Copy each entry below unchanged; the images do not go in the copy.

══════

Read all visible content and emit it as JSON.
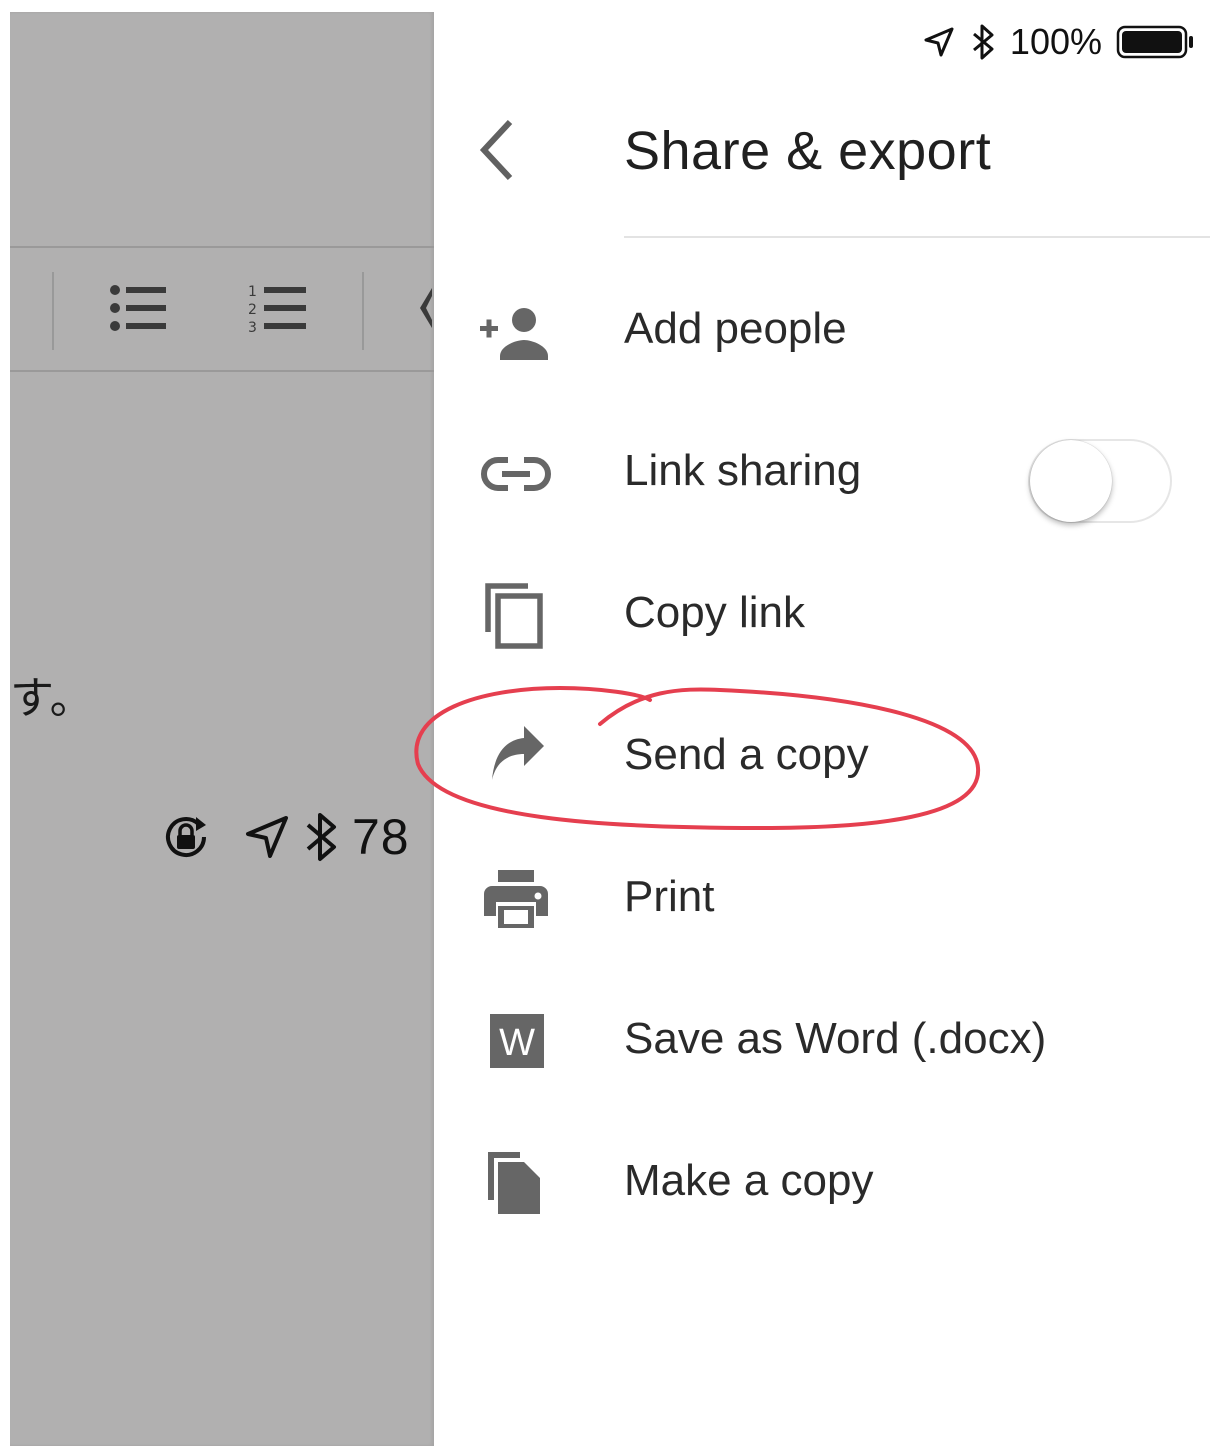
{
  "background_doc": {
    "text_fragment": "す。",
    "status_battery_percent": "78",
    "icons": [
      "bulleted-list-icon",
      "numbered-list-icon",
      "rotation-lock-icon",
      "location-arrow-icon",
      "bluetooth-icon"
    ]
  },
  "status_bar": {
    "battery_percent": "100%",
    "icons": [
      "location-arrow-icon",
      "bluetooth-icon",
      "battery-icon"
    ]
  },
  "header": {
    "title": "Share & export",
    "back_icon": "chevron-left-icon"
  },
  "menu": {
    "items": [
      {
        "label": "Add people",
        "icon": "add-person-icon"
      },
      {
        "label": "Link sharing",
        "icon": "link-icon",
        "toggle_on": false
      },
      {
        "label": "Copy link",
        "icon": "copy-icon"
      },
      {
        "label": "Send a copy",
        "icon": "share-arrow-icon",
        "highlighted": true
      },
      {
        "label": "Print",
        "icon": "printer-icon"
      },
      {
        "label": "Save as Word (.docx)",
        "icon": "word-icon",
        "icon_letter": "W"
      },
      {
        "label": "Make a copy",
        "icon": "file-copy-icon"
      }
    ]
  },
  "colors": {
    "icon_gray": "#666666",
    "dim_overlay": "#b1b0b0",
    "annotation_red": "#e53f4f"
  }
}
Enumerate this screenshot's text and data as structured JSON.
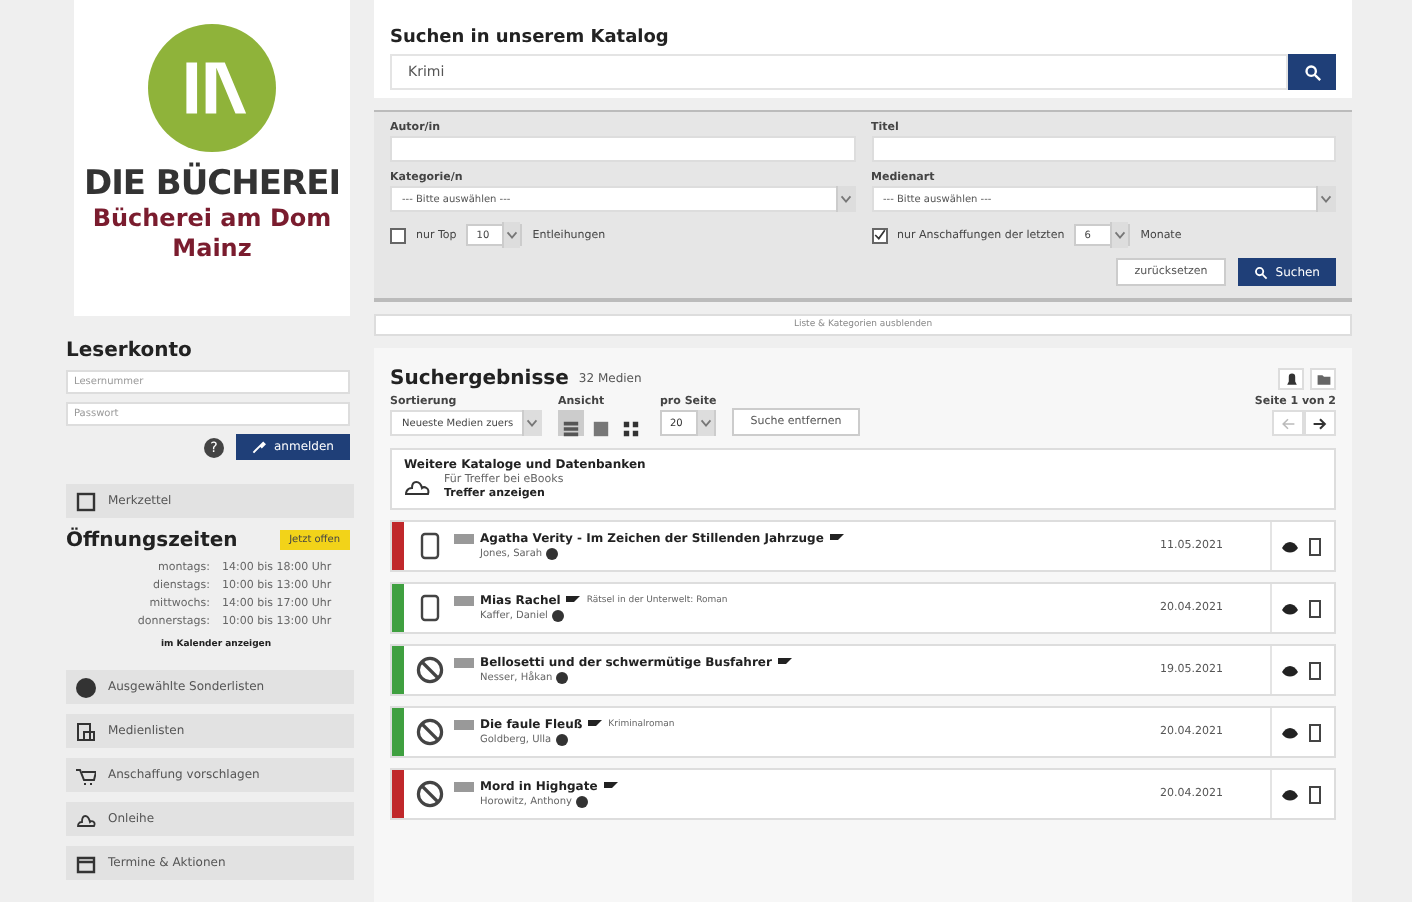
{
  "sidebar": {
    "logo": {
      "brand": "DIE BÜCHEREI",
      "library": "Bücherei am Dom",
      "city": "Mainz"
    },
    "account": {
      "title": "Leserkonto",
      "fields": [
        {
          "placeholder": "Lesernummer"
        },
        {
          "placeholder": "Passwort"
        }
      ],
      "help": "?",
      "button": "anmelden"
    },
    "watchlist": "Merkzettel",
    "hours": {
      "title": "Öffnungszeiten",
      "badge": "Jetzt offen",
      "rows": [
        {
          "day": "montags:",
          "time": "14:00 bis 18:00 Uhr"
        },
        {
          "day": "dienstags:",
          "time": "10:00 bis 13:00 Uhr"
        },
        {
          "day": "mittwochs:",
          "time": "14:00 bis 17:00 Uhr"
        },
        {
          "day": "donnerstags:",
          "time": "10:00 bis 13:00 Uhr"
        }
      ],
      "link": "im Kalender anzeigen"
    },
    "menu": [
      {
        "kind": "disc",
        "label": "Ausgewählte Sonderlisten"
      },
      {
        "kind": "document",
        "label": "Medienlisten"
      },
      {
        "kind": "cart",
        "label": "Anschaffung vorschlagen"
      },
      {
        "kind": "cloud",
        "label": "Onleihe"
      },
      {
        "kind": "calendar",
        "label": "Termine & Aktionen"
      }
    ]
  },
  "search": {
    "title": "Suchen in unserem Katalog",
    "value": "Krimi",
    "fields": [
      {
        "label": "Autor/in"
      },
      {
        "label": "Titel"
      }
    ],
    "selects": [
      {
        "label": "Kategorie/n",
        "value": "--- Bitte auswählen ---"
      },
      {
        "label": "Medienart",
        "value": "--- Bitte auswählen ---"
      }
    ],
    "options": [
      {
        "checked": false,
        "prefix": "nur Top",
        "value": "10",
        "suffix": "Entleihungen"
      },
      {
        "checked": true,
        "prefix": "nur Anschaffungen der letzten",
        "value": "6",
        "suffix": "Monate"
      }
    ],
    "reset": "zurücksetzen",
    "submit": "Suchen",
    "toggle": "Liste & Kategorien ausblenden"
  },
  "results": {
    "title": "Suchergebnisse",
    "count": "32 Medien",
    "sort": {
      "label": "Sortierung",
      "value": "Neueste Medien zuers"
    },
    "view": {
      "label": "Ansicht",
      "options": [
        {
          "kind": "list",
          "selected": true
        },
        {
          "kind": "compact",
          "selected": false
        },
        {
          "kind": "grid",
          "selected": false
        }
      ]
    },
    "per_page": {
      "label": "pro Seite",
      "value": "20"
    },
    "remove": "Suche entfernen",
    "page": "Seite 1 von 2",
    "more": {
      "title": "Weitere Kataloge und Datenbanken",
      "text": "Für Treffer bei eBooks",
      "link": "Treffer anzeigen"
    },
    "items": [
      {
        "kind": "device",
        "color": "#c0282b",
        "title": "Agatha Verity - Im Zeichen der Stillenden Jahrzuge",
        "author": "Jones, Sarah",
        "date": "11.05.2021"
      },
      {
        "kind": "device",
        "color": "#3fa040",
        "title": "Mias Rachel",
        "subtitle": "Rätsel in der Unterwelt: Roman",
        "author": "Kaffer, Daniel",
        "date": "20.04.2021"
      },
      {
        "kind": "blocked",
        "color": "#3fa040",
        "title": "Bellosetti und der schwermütige Busfahrer",
        "author": "Nesser, Håkan",
        "date": "19.05.2021"
      },
      {
        "kind": "blocked",
        "color": "#3fa040",
        "title": "Die faule Fleuß",
        "subtitle": "Kriminalroman",
        "author": "Goldberg, Ulla",
        "date": "20.04.2021"
      },
      {
        "kind": "blocked",
        "color": "#c0282b",
        "title": "Mord in Highgate",
        "author": "Horowitz, Anthony",
        "date": "20.04.2021"
      }
    ]
  }
}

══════

• _Task solution_:
Read all visible content and emit it as JSON.
{
  "background_doc": {
    "text_fragment": "す。",
    "status_battery_percent": "78",
    "icons": [
      "bulleted-list-icon",
      "numbered-list-icon",
      "rotation-lock-icon",
      "location-arrow-icon",
      "bluetooth-icon"
    ]
  },
  "status_bar": {
    "battery_percent": "100%",
    "icons": [
      "location-arrow-icon",
      "bluetooth-icon",
      "battery-icon"
    ]
  },
  "header": {
    "title": "Share & export",
    "back_icon": "chevron-left-icon"
  },
  "menu": {
    "items": [
      {
        "label": "Add people",
        "icon": "add-person-icon"
      },
      {
        "label": "Link sharing",
        "icon": "link-icon",
        "toggle_on": false
      },
      {
        "label": "Copy link",
        "icon": "copy-icon"
      },
      {
        "label": "Send a copy",
        "icon": "share-arrow-icon",
        "highlighted": true
      },
      {
        "label": "Print",
        "icon": "printer-icon"
      },
      {
        "label": "Save as Word (.docx)",
        "icon": "word-icon",
        "icon_letter": "W"
      },
      {
        "label": "Make a copy",
        "icon": "file-copy-icon"
      }
    ]
  },
  "colors": {
    "icon_gray": "#666666",
    "dim_overlay": "#b1b0b0",
    "annotation_red": "#e53f4f"
  }
}
Enumerate this screenshot's text and data as structured JSON.
{
  "sidebar": {
    "logo": {
      "brand": "DIE BÜCHEREI",
      "library": "Bücherei am Dom",
      "city": "Mainz"
    },
    "account": {
      "title": "Leserkonto",
      "fields": [
        {
          "placeholder": "Lesernummer"
        },
        {
          "placeholder": "Passwort"
        }
      ],
      "help": "?",
      "button": "anmelden"
    },
    "watchlist": "Merkzettel",
    "hours": {
      "title": "Öffnungszeiten",
      "badge": "Jetzt offen",
      "rows": [
        {
          "day": "montags:",
          "time": "14:00 bis 18:00 Uhr"
        },
        {
          "day": "dienstags:",
          "time": "10:00 bis 13:00 Uhr"
        },
        {
          "day": "mittwochs:",
          "time": "14:00 bis 17:00 Uhr"
        },
        {
          "day": "donnerstags:",
          "time": "10:00 bis 13:00 Uhr"
        }
      ],
      "link": "im Kalender anzeigen"
    },
    "menu": [
      {
        "kind": "disc",
        "label": "Ausgewählte Sonderlisten"
      },
      {
        "kind": "document",
        "label": "Medienlisten"
      },
      {
        "kind": "cart",
        "label": "Anschaffung vorschlagen"
      },
      {
        "kind": "cloud",
        "label": "Onleihe"
      },
      {
        "kind": "calendar",
        "label": "Termine & Aktionen"
      }
    ]
  },
  "search": {
    "title": "Suchen in unserem Katalog",
    "value": "Krimi",
    "fields": [
      {
        "label": "Autor/in"
      },
      {
        "label": "Titel"
      }
    ],
    "selects": [
      {
        "label": "Kategorie/n",
        "value": "--- Bitte auswählen ---"
      },
      {
        "label": "Medienart",
        "value": "--- Bitte auswählen ---"
      }
    ],
    "options": [
      {
        "checked": false,
        "prefix": "nur Top",
        "value": "10",
        "suffix": "Entleihungen"
      },
      {
        "checked": true,
        "prefix": "nur Anschaffungen der letzten",
        "value": "6",
        "suffix": "Monate"
      }
    ],
    "reset": "zurücksetzen",
    "submit": "Suchen",
    "toggle": "Liste & Kategorien ausblenden"
  },
  "results": {
    "title": "Suchergebnisse",
    "count": "32 Medien",
    "sort": {
      "label": "Sortierung",
      "value": "Neueste Medien zuers"
    },
    "view": {
      "label": "Ansicht",
      "options": [
        {
          "kind": "list",
          "selected": true
        },
        {
          "kind": "compact",
          "selected": false
        },
        {
          "kind": "grid",
          "selected": false
        }
      ]
    },
    "per_page": {
      "label": "pro Seite",
      "value": "20"
    },
    "remove": "Suche entfernen",
    "page": "Seite 1 von 2",
    "more": {
      "title": "Weitere Kataloge und Datenbanken",
      "text": "Für Treffer bei eBooks",
      "link": "Treffer anzeigen"
    },
    "items": [
      {
        "kind": "device",
        "color": "#c0282b",
        "title": "Agatha Verity - Im Zeichen der Stillenden Jahrzuge",
        "author": "Jones, Sarah",
        "date": "11.05.2021"
      },
      {
        "kind": "device",
        "color": "#3fa040",
        "title": "Mias Rachel",
        "subtitle": "Rätsel in der Unterwelt: Roman",
        "author": "Kaffer, Daniel",
        "date": "20.04.2021"
      },
      {
        "kind": "blocked",
        "color": "#3fa040",
        "title": "Bellosetti und der schwermütige Busfahrer",
        "author": "Nesser, Håkan",
        "date": "19.05.2021"
      },
      {
        "kind": "blocked",
        "color": "#3fa040",
        "title": "Die faule Fleuß",
        "subtitle": "Kriminalroman",
        "author": "Goldberg, Ulla",
        "date": "20.04.2021"
      },
      {
        "kind": "blocked",
        "color": "#c0282b",
        "title": "Mord in Highgate",
        "author": "Horowitz, Anthony",
        "date": "20.04.2021"
      }
    ]
  }
}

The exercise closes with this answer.